Hey, not every famous music progeny can be Wolfgang Van Halen, ya know.
You know what I really love about the show? I love that these music royals don’t realize how truly mediocre they are. They believe they have talent.
Perhaps it’s not fair to judge the contestants so harshly, but how I see it is the fact that they were born with an unfair genetic advantage for talent means that they have much more to prove than the average American Idol contestant. At least Bobby Brown’s son from his pre-Whitney years knows this and says this much in his interview footage.
But forget about what I think, let’s see what the parents think! To add to the awkwardness of the scenario, the camera constantly flashes to the contestant’s famous parent in the audience suffering through their beloved yet talentless offspring’s croning. Then the host, whoever this Ryan Seacrest wannabe is, will ask the parent what they thought of their child’s performance. Umm… how the hell are they supposed to answer that? “Well, I think, I can’t believe I procreated such crap.” Nope, they grin and bare it like the supportive parents they never were when these kids were growing up. Maybe if the parents had been on tour a little less and at home to give their kids some music lessons, this would be an entirely different show.
To be fair, not everyone totally sucked.

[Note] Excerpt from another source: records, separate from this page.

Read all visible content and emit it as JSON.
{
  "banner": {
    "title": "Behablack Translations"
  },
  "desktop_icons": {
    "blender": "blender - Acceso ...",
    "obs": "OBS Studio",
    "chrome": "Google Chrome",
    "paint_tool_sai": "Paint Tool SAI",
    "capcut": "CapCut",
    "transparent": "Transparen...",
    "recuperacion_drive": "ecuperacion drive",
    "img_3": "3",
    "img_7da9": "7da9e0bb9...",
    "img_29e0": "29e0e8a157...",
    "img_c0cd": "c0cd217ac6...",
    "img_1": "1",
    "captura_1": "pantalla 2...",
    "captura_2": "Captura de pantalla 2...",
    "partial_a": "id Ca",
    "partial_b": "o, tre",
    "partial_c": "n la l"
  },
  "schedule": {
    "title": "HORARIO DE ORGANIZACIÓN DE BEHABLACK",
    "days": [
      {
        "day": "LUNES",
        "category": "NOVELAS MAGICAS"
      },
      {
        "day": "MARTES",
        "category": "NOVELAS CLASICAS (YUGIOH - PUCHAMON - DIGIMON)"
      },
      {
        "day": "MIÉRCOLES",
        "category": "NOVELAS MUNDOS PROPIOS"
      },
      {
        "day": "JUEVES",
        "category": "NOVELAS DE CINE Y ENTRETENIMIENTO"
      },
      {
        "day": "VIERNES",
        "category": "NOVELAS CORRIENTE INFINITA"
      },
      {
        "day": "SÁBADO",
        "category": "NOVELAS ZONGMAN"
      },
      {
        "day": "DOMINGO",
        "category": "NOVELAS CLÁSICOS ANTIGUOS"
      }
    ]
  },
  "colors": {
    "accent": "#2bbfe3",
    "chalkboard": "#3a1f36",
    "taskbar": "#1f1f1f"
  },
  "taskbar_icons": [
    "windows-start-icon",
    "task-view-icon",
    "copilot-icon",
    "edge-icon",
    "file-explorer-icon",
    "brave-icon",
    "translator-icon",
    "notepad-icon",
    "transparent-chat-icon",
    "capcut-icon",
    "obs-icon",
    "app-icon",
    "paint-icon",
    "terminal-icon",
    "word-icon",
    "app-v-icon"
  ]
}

Hammer’s daughter had potential and maybe with some work could really be a good singer, as could Jesse Money. Money’s problem was that she kept doing that shaky voice thing, but if she ditches that, she can totally be a rock goddess. Crosby Loggins’s Elvis Costello cover was enjoyable, and though he was visibly nervous, he did turn out a nice performance that was — most importantly — in key! Plus, he came out and played guitar during his song, which was really cool. Jesse Snider too was in key (very important here), plus he had stage presence, just like his Twisted Sister frontman Dad. I’ll admit, I’m a little bias when it comes to this contestant because, yes, I’m a Twisted Sister fan and I remember back when I was a kid in the 1980s I had a heavy metal magazine that had Dee Snider holding his baby son. Now, to see that little boy as an adult who’s proudly following in his father’s footsteps was actually touching for me.
Well, it’s only week 1, maybe the performances will improve. Honestly, I kinda hope they don’t because it’s the trainwreck factor that drew me in and will keep me coming back each week.
Official site: MTV Rock The Cradle